To Juan Fernando Marquez
I am here because there is much hostility in my hotel.
I am trying to do some work here but my life is so circumscribed by your detectives who walk up and down the street and stand at the street corner as though there were nothing better to do than to spy on a man who is unable to do anything anyway and never had intentions of doing anything but be good and love and help where help was neccessary that I am rapidly losing my mind. It is not drink that does this but Oaxaca.
Do you wish me to leave with the impression that Oaxaca, the most lovely town in the world and with some of the most lovely people in it, is a town consisting entirely of spies and dogs?
This is unfair to me but it is a hell of a sight unfairer to Oaxaca.
The English are sufficiently stupid but the stupidity and hypocrisy of your detectives and the motives which are behind their little eternal spying – their activities – completely transcend any criminality and stupidity I have ever encountered anywhere in the world.
Have these guys nothing better to do than to watch a man who mearly wants to write poetry? As is I had not enough troubles on my mind!
I do profoundly think that the Oaxaquenians are among the most courteous, sweetly gracious, and fundamentally decent people in the entire world. I think this too of your boss and of yourself and of this lovely town.
However, the whole damn thing is being raised to an insane state of suspicion.
People even camp outside my bloody door to see if I am drinking inside, and of course I probably am because it is so difficult or becoming so difficult to drink outside.
If I do not drink now a certain amount there seems no possible doubt that I shall have a nervous breakdown. If I have that, equally I shall find myself in that Goddamn jail to which I seem to be progressing almost geometrically, and as you know, when ones goes there sober, one goes out drunk. It seems almost that I have a kind of fixation on the place because, like the novelist Dostoievsky, I have practically a pathological sympathy for those who do wrong (what others are there?) and get into the shit.

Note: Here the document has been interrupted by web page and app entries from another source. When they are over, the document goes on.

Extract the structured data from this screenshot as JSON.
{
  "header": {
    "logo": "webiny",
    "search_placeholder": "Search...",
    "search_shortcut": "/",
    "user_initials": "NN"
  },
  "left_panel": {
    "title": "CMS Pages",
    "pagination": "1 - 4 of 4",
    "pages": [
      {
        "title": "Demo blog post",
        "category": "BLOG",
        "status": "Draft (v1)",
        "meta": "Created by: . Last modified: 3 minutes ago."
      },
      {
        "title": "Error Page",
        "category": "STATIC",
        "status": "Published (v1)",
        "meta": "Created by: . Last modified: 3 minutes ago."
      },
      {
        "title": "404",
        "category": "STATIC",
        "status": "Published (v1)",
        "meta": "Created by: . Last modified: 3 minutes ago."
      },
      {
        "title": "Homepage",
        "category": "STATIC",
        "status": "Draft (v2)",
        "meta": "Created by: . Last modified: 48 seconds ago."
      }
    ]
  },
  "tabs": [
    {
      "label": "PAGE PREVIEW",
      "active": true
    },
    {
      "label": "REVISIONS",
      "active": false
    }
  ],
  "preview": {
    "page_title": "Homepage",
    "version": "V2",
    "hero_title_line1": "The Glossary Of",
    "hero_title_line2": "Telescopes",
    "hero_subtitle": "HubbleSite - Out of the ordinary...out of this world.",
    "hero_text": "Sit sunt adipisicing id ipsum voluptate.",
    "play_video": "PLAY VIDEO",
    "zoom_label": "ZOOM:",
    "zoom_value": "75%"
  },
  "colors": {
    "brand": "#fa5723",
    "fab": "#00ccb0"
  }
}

What I have absolutely no sympathy with is the legislator, the man who seeks, for his own profit, to exploit the weaknesses of those who are unable to help themselves and then to fasten some moral superscription upon it. This I loathe so much that I cannot concievably explain how much it is.
Nor – for that matter – has any man a right to legislate upon a person (who has paid through the nose as I have, who has his house robbed, his wife taken away, in short everything taken away, simply to be in Mexico) for his own Goddamned stupid political reactionary reasons when anyhow it is only a country that he himself – I mean the legislator – has criminally stolen. You know what I mean, of course. Of course it is true that Montezuma – not the beer – may not have been much better than Cortez or Alverado. However, this is another story.